MLH was arrested on a warrant charging him with computer solicitation in violation of Section 847.0135(3), Florida Statutes (2005). The warrant set bond at $500,000.00, even though there was just a single count. MLH was arrested on the warrant where he was then residing in Albuquerque, New Mexico.
At this point, MLH’s family retained Jeffrey H. Garland to defend the matter. Garland contacted the warrants division of the St. Lucie County Sheriff’s Office (SLCSO) to assist in speeding up the process of extradition. MLH had already waived extradition, but actual transport was nowhere in sight. MLH could not file a motion to reduce his bond, until he was returned to St. Lucie County. He was ineligible for bond in New Mexico, because he was on an out-of-state warrant.

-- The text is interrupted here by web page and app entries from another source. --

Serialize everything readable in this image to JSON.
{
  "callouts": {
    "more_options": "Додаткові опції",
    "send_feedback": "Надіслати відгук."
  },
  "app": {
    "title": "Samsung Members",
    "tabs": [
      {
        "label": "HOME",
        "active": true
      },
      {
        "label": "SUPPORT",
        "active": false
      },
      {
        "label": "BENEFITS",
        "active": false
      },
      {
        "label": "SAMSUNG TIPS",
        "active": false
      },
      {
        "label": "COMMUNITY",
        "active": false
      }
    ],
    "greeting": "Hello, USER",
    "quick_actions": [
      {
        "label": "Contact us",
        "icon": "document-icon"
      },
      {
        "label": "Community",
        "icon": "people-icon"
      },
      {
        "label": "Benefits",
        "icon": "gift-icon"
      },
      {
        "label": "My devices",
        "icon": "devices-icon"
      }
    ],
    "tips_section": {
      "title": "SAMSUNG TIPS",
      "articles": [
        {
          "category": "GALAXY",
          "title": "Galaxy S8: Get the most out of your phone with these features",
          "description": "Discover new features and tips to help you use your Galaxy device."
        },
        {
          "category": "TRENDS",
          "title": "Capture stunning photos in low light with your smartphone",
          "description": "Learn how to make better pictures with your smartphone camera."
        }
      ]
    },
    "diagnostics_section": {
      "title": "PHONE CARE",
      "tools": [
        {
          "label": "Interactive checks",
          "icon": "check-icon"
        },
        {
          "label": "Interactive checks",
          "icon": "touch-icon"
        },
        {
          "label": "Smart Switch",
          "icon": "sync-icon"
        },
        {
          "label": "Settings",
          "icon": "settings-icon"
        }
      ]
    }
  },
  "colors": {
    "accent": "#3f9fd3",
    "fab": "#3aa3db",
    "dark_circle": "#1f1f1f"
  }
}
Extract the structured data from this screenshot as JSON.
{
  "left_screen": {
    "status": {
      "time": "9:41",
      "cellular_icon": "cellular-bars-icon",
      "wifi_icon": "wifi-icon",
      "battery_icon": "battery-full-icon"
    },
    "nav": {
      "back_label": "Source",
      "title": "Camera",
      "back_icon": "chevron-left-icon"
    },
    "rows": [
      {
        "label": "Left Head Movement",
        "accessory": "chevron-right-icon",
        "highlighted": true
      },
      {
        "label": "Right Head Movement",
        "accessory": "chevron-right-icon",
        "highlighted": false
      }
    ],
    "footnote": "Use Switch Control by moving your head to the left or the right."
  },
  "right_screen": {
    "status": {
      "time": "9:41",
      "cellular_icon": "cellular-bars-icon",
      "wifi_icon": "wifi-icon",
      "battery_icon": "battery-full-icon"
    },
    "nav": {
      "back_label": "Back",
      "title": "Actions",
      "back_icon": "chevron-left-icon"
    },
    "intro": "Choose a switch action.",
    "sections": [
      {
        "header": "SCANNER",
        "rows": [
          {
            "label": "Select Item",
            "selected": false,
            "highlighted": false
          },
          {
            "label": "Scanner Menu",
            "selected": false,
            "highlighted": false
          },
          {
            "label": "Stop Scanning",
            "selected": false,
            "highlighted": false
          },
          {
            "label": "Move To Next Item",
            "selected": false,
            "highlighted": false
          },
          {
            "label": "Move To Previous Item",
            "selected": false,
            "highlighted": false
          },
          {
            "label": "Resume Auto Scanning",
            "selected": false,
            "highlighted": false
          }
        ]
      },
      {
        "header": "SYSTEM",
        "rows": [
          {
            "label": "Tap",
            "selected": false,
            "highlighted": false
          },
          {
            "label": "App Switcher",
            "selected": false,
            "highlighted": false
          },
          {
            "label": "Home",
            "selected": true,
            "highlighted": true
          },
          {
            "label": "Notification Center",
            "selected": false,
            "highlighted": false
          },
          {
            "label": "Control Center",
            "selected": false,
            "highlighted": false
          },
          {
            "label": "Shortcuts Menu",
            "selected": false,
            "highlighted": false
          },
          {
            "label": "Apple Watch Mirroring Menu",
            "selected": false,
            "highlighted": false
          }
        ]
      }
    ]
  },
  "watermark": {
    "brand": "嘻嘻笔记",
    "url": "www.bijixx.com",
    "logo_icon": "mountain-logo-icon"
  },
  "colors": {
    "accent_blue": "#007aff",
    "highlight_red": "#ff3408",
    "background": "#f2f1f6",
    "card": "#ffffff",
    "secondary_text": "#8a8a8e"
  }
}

The SLCSO warrants division was very cooperative in arranging for a prompt transfer to Florida. In this regard, Garland arranged for a “private transfer” of MLH via a commercial airline. MLH tendered full payment of the fee requested by the SLCSO which would be sufficient to pay the cost of transportation for both MLH and a private transport officer, as well as the fees associated with the transport officer. This process allowed MLH to arrive at the St. Lucie County Jail on an expedited basis.
Upon his arrival at the St. Lucie County “Crossbar Hilton”, he was unable to make the $500,000.00 bond. How many people can? Garland immediately filed a motion for bond reduction, and set it for hearing. Garland pointed out that computer solicitation was, at that time, a third degree felony punishable by no more than five years in prison and a $5,000.00 fine. Garland attached a copy of the St. Lucie County bond schedule which was in regular use at that time. Under the terms of the bond schedule, the presumptive bond would have been no more than $20,000.00 for an out-of-state resident. Even though MLH was residing in New Mexico at the time the warrant was served, he had grown up in Florida and had significant and extensive family contacts in Florida.
The bond reduction motion also argued that the weight of evidence was not compelling. Garland had already secured a copy of the internet chat which SLCSO Detective Mark Colangelo said constituted the offense. The motion argued that the law enforcement investigation pointed to no facts that showed that MLH was actually planning to come to Florida for an inappropriate purpose. There were no exchanges of inappropriate images. The motion concluded that it was highly questionable whether the instant messaging constituted a crime under the computer solicitation statute.
In light of all of the circumstances, Circuit James McCann set bond in the amount of $100,000.00 on the condition that MLH reside at his brother’s house in Duval County, Florida. MLH agreed to the conditions and secured his release on the conditional corporate surety bond.
Thereafter, the case proceeded through the discovery process. The facts disclosed during discovery did not substantially change those facts which had been learned before and during the bond hearing. Importantly, the number of contacts between Det. Colangelo (who was posing as a minor) and MLH were relatively few. There was no exchange of inappropriate images. Such factual information as was actually exchanged was completely false. In short, the circumstances of the case seemed to establish a less severe potential, even if there were a statutory violation.
MLH, being fee on bond, was able to consult and counsel with a properly certified counselor. After an appropriate opportunity to meet with and evaluate MLH, the expert issued a psychosexual evaluation which concluded that the probability of reoffending was minimal.
In cases of this nature, it is uncommon for the subject to enter into a counseling program before sentencing. It is even rarer for a subject to participate earnestly in such a program in an honest attempt to address the relevant issues and to authorize his therapist to provide a written report made available for review by law enforcement as part of the plea negotiations in this case.
With these circumstances in mind, the prosecutor agreed to permit the defendant to plea to the charge of “attempted felony child neglect”. This charge was also a third degree felony punishable by up to five years in prison and a $5,000.00 fine. However, attempted felony child neglect did not require that MLH be designated as a sex offender with the attendant reporting requirements for the rest of his life. Adjudication of guilt was withheld at sentencing on November 9, 2005, and MLH was placed on two years of DOC probation.
After MLH was sentenced, he applied to transfer his probation to New Mexico under the Interstate Compact. See www.interstatecompact.org. On his arrival in New Mexico, MLH learned that a receiving state under the Interstate Compact has liberty to impose additional requirements. New Mexico required MLH to submit to its sex offender conditions of probation – even though sex offender probation had not been imposed at the time of sentencing.
MLH successfully completed his probationary terms and has resumed living his normal life.
State v. MLH, St. Lucie County Case No. 05-CF-904.